The Blake Estate
The origin of the Blake Estate begins with the founding of the university in 1868, when Anson Gale Stiles, a trustee of the University of California, purchased several acres of land on Piedmont Avenue, just east of the campus. Stiles deeded this land to his daughter, Harriet Waters Stiles, who moved onto it with her husband Charles Thompson Blake. Their eldest son, Anson Stiles Blake, graduated from Berkeley in 1891 and married his classmate, Anita Day Symmes. Anson and his younger brother, Edwin, built homes and gardens on a portion of Charles and Harriet Blake's Piedmont Avenue property.
In 1922 the university purchased the Blake properties on Piedmont Avenue to build its Memorial Stadium. As a result, the Blake family required a new location for their homes. Harriet Stiles Blake, who had acquired the forty-five acre Kensington property, divided this property equally among her four children with the intention that she and two of her sons, Anson and Edwin, would relocate to Kensington. Harriet, now widowed, would live with Edwin, and Mabel Symmes, Anita Blake’s sister, would live with Anson and Anita. Anson and Edwin each built homes on adjacent parcels of the property, while the other two Blake siblings, Robert Pierpont Blake and Eliza Blake Thacher, who lived outside the Bay Area, sold their parcels for development. Anson chose the site we know today as the Blake Estate for its expansive bay views, terrain, and unusual lawsonite outcropping.
Architect Walter Bliss designed the Anson Blake house to take advantage of the bay view and to shelter a portion of the garden against the strong, prevailing western wind. Anita Blake and Mabel Symmes were devoted to the garden, and before the house was completed, they planted dense bands of trees for windbreaks, including hoheria, bay-laurel, coast redwood, Canary Island pine, acacia and eucalyptus. As these trees grew, they offered protection for more delicate plants.
Following Edwin Blake's death in 1949, his property was sold to a prominent San Francisco family who in turn gave it to the Roman Catholic Church for a Carmelite Convent. The Carmelites occupy Edwin's house to this day, seeking a life of contemplation and service. The lower portion of the property was sold and became the Jepson Court Development, a cul-de-sac of thirteen homes built in the 1950s.
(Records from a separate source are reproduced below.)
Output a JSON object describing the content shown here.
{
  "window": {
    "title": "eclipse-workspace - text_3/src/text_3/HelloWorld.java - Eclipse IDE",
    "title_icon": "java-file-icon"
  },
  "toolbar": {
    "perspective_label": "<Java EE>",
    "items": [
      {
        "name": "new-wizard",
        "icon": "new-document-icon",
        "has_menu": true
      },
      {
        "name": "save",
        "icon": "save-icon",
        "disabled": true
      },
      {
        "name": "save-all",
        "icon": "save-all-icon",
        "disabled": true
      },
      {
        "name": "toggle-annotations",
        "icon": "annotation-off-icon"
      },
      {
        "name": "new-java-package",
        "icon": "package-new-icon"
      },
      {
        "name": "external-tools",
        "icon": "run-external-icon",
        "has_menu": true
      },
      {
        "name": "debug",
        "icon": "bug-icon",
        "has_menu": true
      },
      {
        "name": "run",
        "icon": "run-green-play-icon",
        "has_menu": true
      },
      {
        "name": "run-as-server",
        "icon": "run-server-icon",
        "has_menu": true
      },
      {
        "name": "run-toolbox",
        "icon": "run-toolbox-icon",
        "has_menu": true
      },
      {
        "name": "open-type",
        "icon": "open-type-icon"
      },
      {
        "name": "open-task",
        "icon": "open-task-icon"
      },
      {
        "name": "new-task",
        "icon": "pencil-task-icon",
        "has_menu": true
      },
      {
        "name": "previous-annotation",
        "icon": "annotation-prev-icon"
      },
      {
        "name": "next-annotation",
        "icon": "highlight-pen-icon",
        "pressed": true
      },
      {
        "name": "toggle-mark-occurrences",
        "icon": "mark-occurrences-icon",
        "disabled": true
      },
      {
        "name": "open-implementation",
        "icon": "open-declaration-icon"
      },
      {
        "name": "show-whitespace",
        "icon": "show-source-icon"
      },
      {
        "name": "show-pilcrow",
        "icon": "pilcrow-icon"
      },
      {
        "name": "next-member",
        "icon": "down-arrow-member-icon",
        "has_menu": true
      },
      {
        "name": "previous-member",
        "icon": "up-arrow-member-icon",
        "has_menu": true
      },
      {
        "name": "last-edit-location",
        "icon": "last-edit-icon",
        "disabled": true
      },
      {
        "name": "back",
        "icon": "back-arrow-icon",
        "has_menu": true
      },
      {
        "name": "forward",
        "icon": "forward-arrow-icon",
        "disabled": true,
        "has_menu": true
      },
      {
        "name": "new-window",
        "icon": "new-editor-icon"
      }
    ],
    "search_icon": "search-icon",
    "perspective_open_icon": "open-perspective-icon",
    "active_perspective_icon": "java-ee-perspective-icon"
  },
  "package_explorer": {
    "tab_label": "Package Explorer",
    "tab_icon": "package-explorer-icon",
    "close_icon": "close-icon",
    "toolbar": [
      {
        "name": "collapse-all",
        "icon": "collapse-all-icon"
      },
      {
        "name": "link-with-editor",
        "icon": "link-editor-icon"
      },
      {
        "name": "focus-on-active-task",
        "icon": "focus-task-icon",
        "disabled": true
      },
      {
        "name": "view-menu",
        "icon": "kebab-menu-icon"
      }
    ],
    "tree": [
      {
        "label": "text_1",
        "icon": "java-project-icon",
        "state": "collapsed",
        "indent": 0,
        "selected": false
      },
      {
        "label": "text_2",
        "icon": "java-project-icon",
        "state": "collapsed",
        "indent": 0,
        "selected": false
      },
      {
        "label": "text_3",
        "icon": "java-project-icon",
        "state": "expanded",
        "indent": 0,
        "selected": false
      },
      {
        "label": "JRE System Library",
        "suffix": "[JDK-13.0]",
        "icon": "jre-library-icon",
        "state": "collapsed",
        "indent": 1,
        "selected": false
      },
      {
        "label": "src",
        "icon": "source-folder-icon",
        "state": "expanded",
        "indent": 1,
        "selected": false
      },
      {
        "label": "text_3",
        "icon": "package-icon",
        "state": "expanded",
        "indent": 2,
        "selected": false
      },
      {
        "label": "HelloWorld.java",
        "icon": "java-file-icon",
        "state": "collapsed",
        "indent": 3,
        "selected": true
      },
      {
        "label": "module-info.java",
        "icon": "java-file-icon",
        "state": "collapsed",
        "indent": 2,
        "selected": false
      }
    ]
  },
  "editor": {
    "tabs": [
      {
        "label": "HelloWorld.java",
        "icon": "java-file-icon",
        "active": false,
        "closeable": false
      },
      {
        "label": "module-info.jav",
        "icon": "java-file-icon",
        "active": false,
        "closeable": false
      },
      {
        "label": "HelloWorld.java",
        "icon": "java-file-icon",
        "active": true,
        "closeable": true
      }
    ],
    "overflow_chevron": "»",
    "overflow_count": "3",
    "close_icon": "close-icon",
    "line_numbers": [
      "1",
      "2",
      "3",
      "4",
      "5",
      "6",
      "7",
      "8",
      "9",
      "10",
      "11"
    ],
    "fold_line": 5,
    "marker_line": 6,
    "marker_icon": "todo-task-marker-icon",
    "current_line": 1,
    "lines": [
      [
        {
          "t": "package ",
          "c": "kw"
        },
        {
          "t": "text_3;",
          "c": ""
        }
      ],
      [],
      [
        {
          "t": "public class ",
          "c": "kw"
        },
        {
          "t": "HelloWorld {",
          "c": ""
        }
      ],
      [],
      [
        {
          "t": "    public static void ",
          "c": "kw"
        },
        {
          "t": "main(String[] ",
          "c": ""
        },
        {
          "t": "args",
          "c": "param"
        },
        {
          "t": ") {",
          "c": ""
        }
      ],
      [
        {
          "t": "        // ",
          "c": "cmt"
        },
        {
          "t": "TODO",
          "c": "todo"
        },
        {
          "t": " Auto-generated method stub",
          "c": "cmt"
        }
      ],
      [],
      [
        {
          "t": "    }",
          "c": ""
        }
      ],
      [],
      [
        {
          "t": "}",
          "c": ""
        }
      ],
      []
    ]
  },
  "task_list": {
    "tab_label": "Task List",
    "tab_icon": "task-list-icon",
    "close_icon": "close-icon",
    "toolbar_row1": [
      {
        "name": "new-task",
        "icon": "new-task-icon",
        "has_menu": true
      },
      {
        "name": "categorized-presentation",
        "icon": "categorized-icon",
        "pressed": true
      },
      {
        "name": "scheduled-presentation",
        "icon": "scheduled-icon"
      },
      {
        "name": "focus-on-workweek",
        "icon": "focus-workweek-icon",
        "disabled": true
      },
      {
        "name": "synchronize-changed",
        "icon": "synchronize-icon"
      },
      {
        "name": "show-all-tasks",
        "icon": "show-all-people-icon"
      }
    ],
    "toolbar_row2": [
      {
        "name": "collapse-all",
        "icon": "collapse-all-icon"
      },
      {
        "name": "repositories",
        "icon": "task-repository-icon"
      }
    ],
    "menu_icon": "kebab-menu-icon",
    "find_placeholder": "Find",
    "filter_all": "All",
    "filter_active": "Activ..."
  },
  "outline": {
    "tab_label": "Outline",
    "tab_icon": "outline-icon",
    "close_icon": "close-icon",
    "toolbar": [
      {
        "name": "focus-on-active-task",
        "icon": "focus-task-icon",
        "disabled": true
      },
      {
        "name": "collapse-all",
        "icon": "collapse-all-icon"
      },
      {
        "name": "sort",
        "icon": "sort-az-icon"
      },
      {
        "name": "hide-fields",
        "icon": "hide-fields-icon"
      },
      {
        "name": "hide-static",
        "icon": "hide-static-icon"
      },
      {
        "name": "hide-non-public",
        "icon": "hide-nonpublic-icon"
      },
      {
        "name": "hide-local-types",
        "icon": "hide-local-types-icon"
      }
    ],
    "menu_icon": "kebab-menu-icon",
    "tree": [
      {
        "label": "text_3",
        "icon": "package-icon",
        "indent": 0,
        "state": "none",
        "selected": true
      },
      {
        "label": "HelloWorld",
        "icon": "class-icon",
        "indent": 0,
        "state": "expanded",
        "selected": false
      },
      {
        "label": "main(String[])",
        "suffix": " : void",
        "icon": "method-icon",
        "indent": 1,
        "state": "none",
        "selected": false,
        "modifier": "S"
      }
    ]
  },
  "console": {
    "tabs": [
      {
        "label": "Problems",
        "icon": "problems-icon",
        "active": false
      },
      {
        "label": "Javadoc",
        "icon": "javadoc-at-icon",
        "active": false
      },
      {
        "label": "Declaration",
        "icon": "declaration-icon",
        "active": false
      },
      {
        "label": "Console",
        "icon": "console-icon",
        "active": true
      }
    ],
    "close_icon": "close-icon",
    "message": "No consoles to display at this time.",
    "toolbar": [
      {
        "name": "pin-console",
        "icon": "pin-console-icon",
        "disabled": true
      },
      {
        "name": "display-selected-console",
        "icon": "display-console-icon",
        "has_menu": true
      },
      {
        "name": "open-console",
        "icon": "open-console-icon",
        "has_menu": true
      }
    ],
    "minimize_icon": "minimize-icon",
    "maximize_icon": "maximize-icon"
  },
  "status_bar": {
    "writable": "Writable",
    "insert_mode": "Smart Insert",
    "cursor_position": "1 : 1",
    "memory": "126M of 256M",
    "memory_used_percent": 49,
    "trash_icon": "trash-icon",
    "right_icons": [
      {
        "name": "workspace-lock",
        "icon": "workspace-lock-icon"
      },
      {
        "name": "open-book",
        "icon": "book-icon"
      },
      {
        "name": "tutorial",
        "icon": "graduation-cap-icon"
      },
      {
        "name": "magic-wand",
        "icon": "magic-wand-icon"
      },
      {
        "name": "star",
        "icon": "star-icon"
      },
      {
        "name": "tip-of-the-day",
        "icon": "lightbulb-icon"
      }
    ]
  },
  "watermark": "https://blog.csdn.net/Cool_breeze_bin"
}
Beginning in the 1920s, Anita Blake made her gardens available to the university's Department of Landscape Architecture for the study of plants. Professor Harry Shepherd, who had been a classmate of Mabel Symmes, would often use the garden to teach his students plant identification. In 1952 he introduced graduate student Mai Arbegast to Anita Blake as "somebody who was going to take over his courses when he retired." Arbegast's strong background in plants, which she had acquired through her horticulture studies at Cornell University, impressed Anita Blake. Mai became Mrs. Blake's "personal teacher," and the two women would discuss plants over a weekly tea. In time, Arbegast began teaching the plants course in the department and continued to make good use of Blake Garden, bringing her classes to the garden at least once a week. Arbegast recounts how Harry Shepherd "drummed it into my head that I should be very nice to Mrs. Blake because there could be many rewards in it for the department." The Blakes had no direct heirs and donated the property to the University in 1957 with the condition that they and Mabel Symmes would live out the rest of their years on the estate.